Foreign Minister Kevin Rudd has ruled out a challenge to Julia Gillard, for now, as the prime minister maintained she had the strong support of caucus.
After a day of political toing and froing among their respective supporters, Mr Rudd landed in Mexico for a Group of 20 foreign ministers' meeting and denied a spill was in prospect when federal parliament resumes next week.
The shift in momentum for the Rudd camp on Monday came as Ms Gillard insisted she didn't need to put her leadership to a vote because she had the "strong support" of the Labor caucus and was getting on with the job of government.
"I'm getting on with the job with the strong support of my caucus colleagues," she told reporters in Canberra.
"I'm getting on with my job. Kevin Rudd's getting on with his."
Later, Mr Rudd referred to her remarks when asked if he would challenge Ms Gillard.
"That is not in prospect, because we have a prime minister and I am the foreign minister," he told reporters.
Mr Rudd's apparent climbdown comes after a weekend in which persons unknown released a video on the online portal YouTube of the then-prime minister swearing and banging a table in frustration while trying to record a message.
It's not clear when the footage was recorded, but it was before Mr Rudd was rolled by Ms Gillard in June 2010 amid MP complaints about his leadership style and the government's decline in the polls.
The video release heightened expectations Mr Rudd would soon challenge Ms Gillard, who is herself presiding over poor polling for Labor.
Rudd supporters told AAP on Monday they have mustered 30 votes in the caucus - well short of the 52 needed for a win.
Backers of the prime minister dispute this figure, saying Mr Rudd more likely has 20 votes, against Ms Gillard's support base of around 50. A further 20 to 30 are undecided.
One senior Labor source said it was in neither Mr Rudd nor Ms Gillard's interest to have a leadership vote next week.
"If Rudd gets 30, that kills her in the long term," the MP said.
"Her best strategy is to ignore the elephant in the room.
"Kevin's best tactic is to wait.

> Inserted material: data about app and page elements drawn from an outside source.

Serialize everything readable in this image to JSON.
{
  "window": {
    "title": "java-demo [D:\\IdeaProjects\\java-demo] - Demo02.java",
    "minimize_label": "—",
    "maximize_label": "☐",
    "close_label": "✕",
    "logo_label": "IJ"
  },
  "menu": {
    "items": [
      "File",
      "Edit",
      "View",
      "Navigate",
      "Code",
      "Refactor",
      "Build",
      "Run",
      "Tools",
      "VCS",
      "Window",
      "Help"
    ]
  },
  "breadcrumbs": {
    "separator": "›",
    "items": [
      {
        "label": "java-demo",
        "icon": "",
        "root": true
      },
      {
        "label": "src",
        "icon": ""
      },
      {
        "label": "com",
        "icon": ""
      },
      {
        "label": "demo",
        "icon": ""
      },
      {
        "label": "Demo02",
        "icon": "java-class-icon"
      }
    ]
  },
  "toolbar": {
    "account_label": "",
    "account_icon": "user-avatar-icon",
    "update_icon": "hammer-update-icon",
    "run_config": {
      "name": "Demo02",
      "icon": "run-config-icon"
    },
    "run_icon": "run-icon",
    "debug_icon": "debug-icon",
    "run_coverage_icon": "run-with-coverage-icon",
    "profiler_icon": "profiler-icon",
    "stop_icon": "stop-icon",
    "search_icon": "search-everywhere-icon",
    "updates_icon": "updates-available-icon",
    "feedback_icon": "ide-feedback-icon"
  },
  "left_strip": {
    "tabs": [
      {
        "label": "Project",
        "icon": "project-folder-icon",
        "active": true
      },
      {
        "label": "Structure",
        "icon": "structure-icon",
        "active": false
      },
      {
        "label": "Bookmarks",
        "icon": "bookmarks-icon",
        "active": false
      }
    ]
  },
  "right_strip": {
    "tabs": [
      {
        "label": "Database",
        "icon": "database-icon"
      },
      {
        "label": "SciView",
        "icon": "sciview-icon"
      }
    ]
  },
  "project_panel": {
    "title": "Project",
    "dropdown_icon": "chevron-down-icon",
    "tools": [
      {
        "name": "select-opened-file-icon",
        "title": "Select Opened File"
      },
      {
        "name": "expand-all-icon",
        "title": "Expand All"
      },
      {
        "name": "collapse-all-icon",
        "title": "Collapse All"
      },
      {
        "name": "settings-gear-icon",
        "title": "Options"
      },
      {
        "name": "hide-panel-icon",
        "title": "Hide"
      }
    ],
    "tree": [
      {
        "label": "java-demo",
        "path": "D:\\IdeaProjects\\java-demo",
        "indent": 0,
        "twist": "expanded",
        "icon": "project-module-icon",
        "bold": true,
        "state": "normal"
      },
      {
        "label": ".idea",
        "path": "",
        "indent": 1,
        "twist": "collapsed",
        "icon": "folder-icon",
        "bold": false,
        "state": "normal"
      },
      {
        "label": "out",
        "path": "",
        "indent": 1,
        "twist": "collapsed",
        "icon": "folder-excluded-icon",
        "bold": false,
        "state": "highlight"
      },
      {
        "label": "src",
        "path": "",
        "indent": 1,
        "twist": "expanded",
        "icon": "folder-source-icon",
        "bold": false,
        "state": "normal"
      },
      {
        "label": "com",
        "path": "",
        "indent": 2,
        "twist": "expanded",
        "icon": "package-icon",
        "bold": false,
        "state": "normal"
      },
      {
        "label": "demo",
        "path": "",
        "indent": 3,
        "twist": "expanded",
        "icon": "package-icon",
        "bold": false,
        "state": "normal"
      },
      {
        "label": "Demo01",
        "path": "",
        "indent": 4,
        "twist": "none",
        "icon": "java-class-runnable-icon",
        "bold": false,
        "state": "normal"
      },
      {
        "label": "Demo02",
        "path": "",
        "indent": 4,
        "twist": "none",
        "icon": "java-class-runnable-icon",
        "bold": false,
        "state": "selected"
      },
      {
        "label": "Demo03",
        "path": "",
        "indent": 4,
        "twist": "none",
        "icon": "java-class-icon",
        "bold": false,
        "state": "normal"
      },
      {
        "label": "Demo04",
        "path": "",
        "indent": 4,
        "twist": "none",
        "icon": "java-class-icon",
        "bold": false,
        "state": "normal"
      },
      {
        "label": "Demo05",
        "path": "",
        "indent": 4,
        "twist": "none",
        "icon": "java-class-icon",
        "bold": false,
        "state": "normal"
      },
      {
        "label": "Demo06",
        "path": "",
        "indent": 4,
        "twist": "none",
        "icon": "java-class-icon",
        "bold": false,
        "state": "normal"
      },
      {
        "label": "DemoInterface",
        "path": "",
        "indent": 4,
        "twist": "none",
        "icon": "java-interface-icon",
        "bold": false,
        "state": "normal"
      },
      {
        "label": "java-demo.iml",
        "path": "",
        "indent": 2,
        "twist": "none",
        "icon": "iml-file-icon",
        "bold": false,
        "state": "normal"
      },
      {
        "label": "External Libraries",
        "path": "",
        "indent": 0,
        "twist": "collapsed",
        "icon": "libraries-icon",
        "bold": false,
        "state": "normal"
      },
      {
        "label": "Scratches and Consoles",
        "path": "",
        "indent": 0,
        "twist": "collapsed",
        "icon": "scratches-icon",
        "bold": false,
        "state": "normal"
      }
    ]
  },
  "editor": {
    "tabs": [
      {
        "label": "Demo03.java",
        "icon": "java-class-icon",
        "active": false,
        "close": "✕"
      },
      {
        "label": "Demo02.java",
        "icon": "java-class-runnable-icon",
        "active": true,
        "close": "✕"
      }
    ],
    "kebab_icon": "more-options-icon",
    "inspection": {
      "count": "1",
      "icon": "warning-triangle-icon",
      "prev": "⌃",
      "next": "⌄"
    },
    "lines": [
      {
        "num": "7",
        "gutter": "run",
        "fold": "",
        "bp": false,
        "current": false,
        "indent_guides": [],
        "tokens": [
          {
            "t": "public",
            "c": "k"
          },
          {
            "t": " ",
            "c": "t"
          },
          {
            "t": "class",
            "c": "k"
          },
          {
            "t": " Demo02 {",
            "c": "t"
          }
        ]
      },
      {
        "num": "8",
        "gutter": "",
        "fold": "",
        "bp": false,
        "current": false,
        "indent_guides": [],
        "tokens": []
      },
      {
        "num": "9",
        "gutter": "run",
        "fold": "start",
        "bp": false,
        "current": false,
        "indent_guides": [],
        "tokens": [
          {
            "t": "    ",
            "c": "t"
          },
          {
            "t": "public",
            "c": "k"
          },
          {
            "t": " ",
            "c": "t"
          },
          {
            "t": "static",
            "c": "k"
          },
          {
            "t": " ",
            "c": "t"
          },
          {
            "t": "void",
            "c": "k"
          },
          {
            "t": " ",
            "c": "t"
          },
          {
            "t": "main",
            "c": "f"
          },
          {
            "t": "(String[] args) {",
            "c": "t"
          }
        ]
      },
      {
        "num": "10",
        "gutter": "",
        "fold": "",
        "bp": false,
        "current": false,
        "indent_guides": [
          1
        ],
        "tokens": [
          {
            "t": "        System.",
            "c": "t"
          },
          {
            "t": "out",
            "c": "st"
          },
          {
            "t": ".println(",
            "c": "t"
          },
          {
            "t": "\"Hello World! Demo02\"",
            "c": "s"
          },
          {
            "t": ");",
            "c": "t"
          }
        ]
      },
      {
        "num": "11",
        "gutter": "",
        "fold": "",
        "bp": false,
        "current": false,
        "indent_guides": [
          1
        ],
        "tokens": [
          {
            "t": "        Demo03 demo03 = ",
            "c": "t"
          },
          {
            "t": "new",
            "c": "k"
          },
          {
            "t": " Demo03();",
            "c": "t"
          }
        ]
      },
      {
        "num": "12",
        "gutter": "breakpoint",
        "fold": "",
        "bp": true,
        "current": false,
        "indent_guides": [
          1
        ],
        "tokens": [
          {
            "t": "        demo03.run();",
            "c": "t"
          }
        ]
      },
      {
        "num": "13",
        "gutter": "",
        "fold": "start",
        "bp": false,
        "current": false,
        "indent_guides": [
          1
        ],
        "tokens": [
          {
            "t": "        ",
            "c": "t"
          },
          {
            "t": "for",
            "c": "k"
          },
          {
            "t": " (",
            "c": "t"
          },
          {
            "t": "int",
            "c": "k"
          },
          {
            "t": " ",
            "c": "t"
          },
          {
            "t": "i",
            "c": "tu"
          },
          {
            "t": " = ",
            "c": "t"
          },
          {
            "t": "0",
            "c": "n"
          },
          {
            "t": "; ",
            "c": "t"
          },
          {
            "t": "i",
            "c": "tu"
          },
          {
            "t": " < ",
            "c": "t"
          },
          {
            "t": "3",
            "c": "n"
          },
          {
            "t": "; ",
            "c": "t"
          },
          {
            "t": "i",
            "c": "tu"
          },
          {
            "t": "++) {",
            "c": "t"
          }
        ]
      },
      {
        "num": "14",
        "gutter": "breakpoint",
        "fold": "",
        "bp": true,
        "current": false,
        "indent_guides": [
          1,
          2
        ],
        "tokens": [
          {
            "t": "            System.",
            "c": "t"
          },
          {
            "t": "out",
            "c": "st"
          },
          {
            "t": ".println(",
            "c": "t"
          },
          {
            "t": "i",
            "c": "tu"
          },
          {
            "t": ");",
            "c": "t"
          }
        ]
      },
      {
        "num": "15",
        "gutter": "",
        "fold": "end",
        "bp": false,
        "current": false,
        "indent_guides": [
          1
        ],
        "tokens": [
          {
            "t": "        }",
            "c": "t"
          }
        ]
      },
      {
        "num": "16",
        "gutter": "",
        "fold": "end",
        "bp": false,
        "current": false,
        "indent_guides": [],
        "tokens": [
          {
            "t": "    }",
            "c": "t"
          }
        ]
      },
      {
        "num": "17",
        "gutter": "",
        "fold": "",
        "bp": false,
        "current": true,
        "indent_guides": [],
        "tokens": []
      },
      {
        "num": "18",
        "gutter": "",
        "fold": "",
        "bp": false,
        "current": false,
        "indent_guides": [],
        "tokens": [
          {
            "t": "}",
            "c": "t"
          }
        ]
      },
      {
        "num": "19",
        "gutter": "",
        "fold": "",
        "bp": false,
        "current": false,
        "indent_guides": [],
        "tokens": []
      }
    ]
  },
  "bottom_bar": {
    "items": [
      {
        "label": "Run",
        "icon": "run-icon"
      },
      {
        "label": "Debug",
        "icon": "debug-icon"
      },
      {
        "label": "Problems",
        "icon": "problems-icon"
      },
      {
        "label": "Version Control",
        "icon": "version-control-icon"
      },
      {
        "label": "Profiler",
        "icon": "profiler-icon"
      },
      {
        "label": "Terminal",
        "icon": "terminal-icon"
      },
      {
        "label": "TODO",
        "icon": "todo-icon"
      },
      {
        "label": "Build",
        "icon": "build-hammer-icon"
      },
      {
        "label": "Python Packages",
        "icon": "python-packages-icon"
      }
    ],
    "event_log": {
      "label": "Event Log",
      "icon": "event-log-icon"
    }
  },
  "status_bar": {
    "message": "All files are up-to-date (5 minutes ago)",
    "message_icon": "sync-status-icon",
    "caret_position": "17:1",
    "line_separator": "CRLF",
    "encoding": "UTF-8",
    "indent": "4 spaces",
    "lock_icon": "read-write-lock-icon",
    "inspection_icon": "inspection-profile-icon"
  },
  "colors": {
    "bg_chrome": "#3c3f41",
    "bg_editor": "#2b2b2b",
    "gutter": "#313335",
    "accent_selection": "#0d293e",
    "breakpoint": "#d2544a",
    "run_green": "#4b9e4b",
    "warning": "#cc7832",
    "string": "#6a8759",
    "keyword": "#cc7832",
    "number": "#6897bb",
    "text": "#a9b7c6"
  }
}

He is picking people up ... and will keep picking up people."
He said many of those who currently back the prime minister have set her an August 2012 deadline - after a budget surplus and carbon tax compensation are delivered - to improve the party's stocks or face a challenge.
On Monday, cabinet minister Simon Crean again went into bat for the prime minister, saying Mr Rudd was not a team player.
Mr Rudd said he was disappointed by Mr Crean's remarks because "they are based on an untruth" that he had raised the leadership issue with independent MP Andrew Wilkie last November.
"Can I say with absolute clarity, at no stage during that conversation - or any other conversation - have I sought anyone's support for any concern on that matter as far as the leadership is concerned," Mr Rudd said.
Mr Wilkie concurred, saying he had raised the issue when chatting with Mr Rudd about other matters and at no stage did the foreign minister ask for his support.
However, Mr Crean warned Labor was in danger of "mutual destruction" if the leadership question was left unresolved.
Queensland Labor backbencher Graham Perrett repeated his threat to quit if Ms Gillard was dumped, which would trigger a by-election in his seat of Moreton that could threaten the government.
On Monday, he used Twitter to reinforce his message: "Looking fwd (sic) to a late election campaign in 2013 with PM Julia Gillard out front of a great Labor record and team".
Meanwhile, former Queensland premier Peter Beattie says the speculation is killing Labor's chance of retaining government in the state election on March 24.
"It's time that there was a caucus meeting and the matter was dealt with once and for all," he said.